State road crews have been installing what looks like a glass window on a busy stretch of Interstate 30 in Dallas.
The see-through sound barrier includes roughly 2,400 linear feet of the plastic that runs from North Edgefield to Sylvan avenues.
"It looks like an ice hockey rink," Mitchell said. "I was very surprised to see these big plastic walls."
The Texas Department of Transportation wants to test the durability of the plastic and its effectiveness at reducing noise, spokesman Tony Hartzel said.
The $900,000 pilot project was approved by the government but state money is paying for it. Because it is the first of its kind in Texas, the department will keep tabs on the price of maintaining the barrier as part of a cost-efficiency study, Hartzel said.
Nearby residents just hope the barrier works.
Stevens, who lives just yards from I-30, said the noise was almost unbearable when he first moved into his home.
"It took us two months to be able to sleep and sort of get used to it, where it's white noise," he said.
Stevens said his family hears all the noise from wrecks, big trucks and loud cars and bikes on that stretch of I-30.
In the three years he's been in his house, TxDOT has tried several different methods to quiet the noise, from material on the road to different barriers, he said.
"If this doesn't reduce the noise -- they have their standards -- we'd like them to try the fourth thing and then the fifth," Stevens said. "We just want to be the guinea pig until they find something that is the miracle cure."

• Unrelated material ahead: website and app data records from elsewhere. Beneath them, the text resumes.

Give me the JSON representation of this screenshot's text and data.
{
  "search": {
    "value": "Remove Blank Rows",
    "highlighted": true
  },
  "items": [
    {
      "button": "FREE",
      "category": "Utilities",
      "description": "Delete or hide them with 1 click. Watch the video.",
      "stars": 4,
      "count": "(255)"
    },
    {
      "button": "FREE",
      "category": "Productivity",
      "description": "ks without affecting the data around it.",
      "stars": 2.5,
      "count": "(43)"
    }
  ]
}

TxDOT crews should finish installing the barrier in a few weeks.